When was the last time you had an honest conversation about race with a diverse set of people?
Over the years, racism has become one of several highly sensitive topics that people avoid talking about in public. The sad truth is that racism happens every day, whether or not we choose to discuss it with our peers or coworkers. This silence likely even perpetuates racism, encouraging ignorance through a lack of understanding.
Racism can assume many forms. Whether it’s the explicit judgment of others because of skin color, telling a bad joke in the break room, or more subtle versions where the person doesn’t even realize they carry an implicit bias – like assuming someone is less qualified for a job.
To the Grand Rapids Chamber, racism is a disease – and like many other diseases, there is a cure. Take part in the healing process with the Chamber’s Institute for Healing Racism (IHR).
“For 20 years, the Chamber’s IHR has provided a facilitated process, language, and context to examine racism to help move equity forward,” said Sonya Hughes, the Chamber’s Vice President of Inclusion. “We’re proud to have put over 2,000 through the program and are thankful for the many volunteers, partners, and supporters that have contributed to the success and sustainability of the initiative. While we recognize progress has been made, there is still work to be done.”
CREATING A DIALOGUE
Facing Racism, IHR’s 2-day program, ultimately teaches that we must bring racism to the forefront of our discussions and embrace it as both a personal and societal problem. Once this is accomplished, the framework is set for not only knowing how to identify racism, but how to take steps in eliminating it from both our workplaces and our communities.
The program is designed to attack the disease of racism from all sides. Throughout the program, a racially diverse group of people commit to learning how to diagnose and heal the disease by first dissecting their own thoughts, feelings, and actions. Most importantly, each participant must be able to listen in a non-judgmental, objective manner.
Once this first step of trust and understanding has been taken, the members of the group are more receptive to open and honest discussions about some of the most understated and controversial topics related to racism. What does it mean to be a person of color? What does it mean to be white? How is this racism affecting my company? By the end of the session, each participant will be empowered with the knowledge and insight of how to combat racism in his or her workplace, personal life, and community.
“We talk about a difficult topic, but we do it in a safe space,” said Kenneth James, Talent Development Program Manager of the Chamber. “We’re not attacking any individual or a group of people. We do have to take a look at our past, and there’s some pain there, but it’s done safely and respectfully.’
LOOKING BEYOND THE BOTTOM LINE
We believe the most effective way to combat racism is to educate individuals by use of an honest and open dialogue. Together, we can rebuild our multicultural community into a place where people of all races can live and work in an understanding and affirming manner. Through our program, participants begin a learning process that will enable them to become a catalyst for racial unity, not only within their workplaces but throughout all aspects of their lives.
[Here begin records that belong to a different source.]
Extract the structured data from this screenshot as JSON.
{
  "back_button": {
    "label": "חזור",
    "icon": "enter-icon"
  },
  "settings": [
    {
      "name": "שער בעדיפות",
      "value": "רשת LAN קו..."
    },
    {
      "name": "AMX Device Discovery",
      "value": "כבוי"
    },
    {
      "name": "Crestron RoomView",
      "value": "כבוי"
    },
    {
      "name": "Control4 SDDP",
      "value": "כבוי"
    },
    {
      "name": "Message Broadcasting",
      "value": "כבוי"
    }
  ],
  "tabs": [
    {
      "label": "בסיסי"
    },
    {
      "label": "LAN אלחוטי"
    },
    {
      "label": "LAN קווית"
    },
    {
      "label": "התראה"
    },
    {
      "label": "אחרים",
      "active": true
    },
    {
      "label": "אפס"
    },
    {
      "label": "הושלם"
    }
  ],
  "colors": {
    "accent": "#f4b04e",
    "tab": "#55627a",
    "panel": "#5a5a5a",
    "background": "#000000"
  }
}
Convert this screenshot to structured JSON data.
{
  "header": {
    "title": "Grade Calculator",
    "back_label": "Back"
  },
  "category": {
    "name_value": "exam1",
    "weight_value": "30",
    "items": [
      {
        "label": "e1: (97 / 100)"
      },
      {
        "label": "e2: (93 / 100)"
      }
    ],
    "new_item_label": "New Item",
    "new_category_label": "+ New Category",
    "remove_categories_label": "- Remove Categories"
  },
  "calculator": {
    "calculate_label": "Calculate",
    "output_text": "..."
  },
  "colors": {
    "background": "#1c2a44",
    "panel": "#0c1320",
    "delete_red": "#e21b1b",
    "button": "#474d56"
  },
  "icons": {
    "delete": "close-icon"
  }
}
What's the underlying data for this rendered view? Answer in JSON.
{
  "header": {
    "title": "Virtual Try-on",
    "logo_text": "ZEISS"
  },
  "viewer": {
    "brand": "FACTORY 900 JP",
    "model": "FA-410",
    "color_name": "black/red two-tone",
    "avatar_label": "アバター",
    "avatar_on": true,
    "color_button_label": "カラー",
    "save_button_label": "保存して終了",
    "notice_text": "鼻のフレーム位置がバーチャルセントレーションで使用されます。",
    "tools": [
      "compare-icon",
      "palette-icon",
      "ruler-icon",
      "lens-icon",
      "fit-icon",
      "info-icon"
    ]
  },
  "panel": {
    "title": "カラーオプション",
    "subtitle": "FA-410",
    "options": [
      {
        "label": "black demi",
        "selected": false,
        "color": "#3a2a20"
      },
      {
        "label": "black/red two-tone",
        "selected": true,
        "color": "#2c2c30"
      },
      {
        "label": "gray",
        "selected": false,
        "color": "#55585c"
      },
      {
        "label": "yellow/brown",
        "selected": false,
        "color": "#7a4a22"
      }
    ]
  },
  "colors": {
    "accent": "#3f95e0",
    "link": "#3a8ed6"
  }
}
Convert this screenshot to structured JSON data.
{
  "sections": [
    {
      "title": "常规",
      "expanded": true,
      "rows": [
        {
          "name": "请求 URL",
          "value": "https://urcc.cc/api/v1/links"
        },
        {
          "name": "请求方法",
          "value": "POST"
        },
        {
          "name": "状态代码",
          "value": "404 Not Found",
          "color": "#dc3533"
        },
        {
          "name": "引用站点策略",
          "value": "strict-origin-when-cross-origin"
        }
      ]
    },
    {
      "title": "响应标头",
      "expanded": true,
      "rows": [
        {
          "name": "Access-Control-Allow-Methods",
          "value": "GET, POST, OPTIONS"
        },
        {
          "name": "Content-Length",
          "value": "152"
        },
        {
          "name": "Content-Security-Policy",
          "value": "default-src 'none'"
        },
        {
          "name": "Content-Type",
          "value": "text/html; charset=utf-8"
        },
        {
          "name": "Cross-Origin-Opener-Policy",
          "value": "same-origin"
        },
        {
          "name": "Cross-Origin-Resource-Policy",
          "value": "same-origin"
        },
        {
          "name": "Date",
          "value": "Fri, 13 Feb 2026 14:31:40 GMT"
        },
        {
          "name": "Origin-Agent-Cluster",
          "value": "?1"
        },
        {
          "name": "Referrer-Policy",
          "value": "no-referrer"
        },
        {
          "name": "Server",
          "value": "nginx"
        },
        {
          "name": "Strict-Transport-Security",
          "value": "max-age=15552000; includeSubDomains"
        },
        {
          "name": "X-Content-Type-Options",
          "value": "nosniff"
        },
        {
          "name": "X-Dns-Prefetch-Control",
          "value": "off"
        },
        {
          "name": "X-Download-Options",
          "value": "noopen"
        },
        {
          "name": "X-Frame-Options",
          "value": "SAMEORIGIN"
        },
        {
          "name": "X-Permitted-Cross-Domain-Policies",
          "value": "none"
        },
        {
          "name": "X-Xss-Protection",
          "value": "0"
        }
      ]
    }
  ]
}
“I’m a big advocate of IHR. It gives you a lens that the average person hasn’t been exposed to and that’s phenomenal,” said James. “We also give it a business spin by discussing hiring policies and employer relations. A harmonious work environment will positively impact your company’s bottom line.”
Ensure the health of your company and community by becoming a healer of racism.
Questions? Visit grandrapids.org/healing-racism or contact Kenneth James at firstname.lastname@example.org.